(Supplied entries Opens)
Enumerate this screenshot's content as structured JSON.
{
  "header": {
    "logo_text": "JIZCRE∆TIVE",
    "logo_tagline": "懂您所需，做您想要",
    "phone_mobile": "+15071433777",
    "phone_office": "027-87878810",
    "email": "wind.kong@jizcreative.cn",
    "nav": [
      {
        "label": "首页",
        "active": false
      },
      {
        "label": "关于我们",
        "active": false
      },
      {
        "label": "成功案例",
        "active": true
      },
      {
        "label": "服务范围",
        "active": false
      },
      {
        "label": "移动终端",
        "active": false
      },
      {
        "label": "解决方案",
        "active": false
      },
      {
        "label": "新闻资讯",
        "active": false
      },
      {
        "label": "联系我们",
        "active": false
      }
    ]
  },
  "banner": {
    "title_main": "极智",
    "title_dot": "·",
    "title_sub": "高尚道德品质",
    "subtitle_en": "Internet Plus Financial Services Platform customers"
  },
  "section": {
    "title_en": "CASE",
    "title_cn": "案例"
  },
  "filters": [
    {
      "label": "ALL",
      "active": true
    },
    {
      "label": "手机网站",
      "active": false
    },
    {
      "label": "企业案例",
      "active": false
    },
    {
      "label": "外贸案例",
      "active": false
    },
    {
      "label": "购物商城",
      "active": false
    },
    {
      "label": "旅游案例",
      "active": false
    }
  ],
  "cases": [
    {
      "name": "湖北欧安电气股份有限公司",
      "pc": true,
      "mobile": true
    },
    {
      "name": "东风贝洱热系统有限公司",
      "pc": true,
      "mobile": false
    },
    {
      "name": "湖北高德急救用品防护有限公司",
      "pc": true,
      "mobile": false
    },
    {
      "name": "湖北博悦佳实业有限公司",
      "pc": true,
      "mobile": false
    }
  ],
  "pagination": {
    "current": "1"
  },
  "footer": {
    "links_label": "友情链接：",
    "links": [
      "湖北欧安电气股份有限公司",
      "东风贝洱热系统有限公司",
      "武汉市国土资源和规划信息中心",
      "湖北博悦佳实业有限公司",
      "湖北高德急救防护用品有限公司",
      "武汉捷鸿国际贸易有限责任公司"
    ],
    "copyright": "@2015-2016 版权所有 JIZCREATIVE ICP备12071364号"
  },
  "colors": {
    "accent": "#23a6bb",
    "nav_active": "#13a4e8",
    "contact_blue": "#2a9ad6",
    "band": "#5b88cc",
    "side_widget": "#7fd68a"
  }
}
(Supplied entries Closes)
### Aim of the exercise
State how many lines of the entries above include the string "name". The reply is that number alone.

### Response to this task
4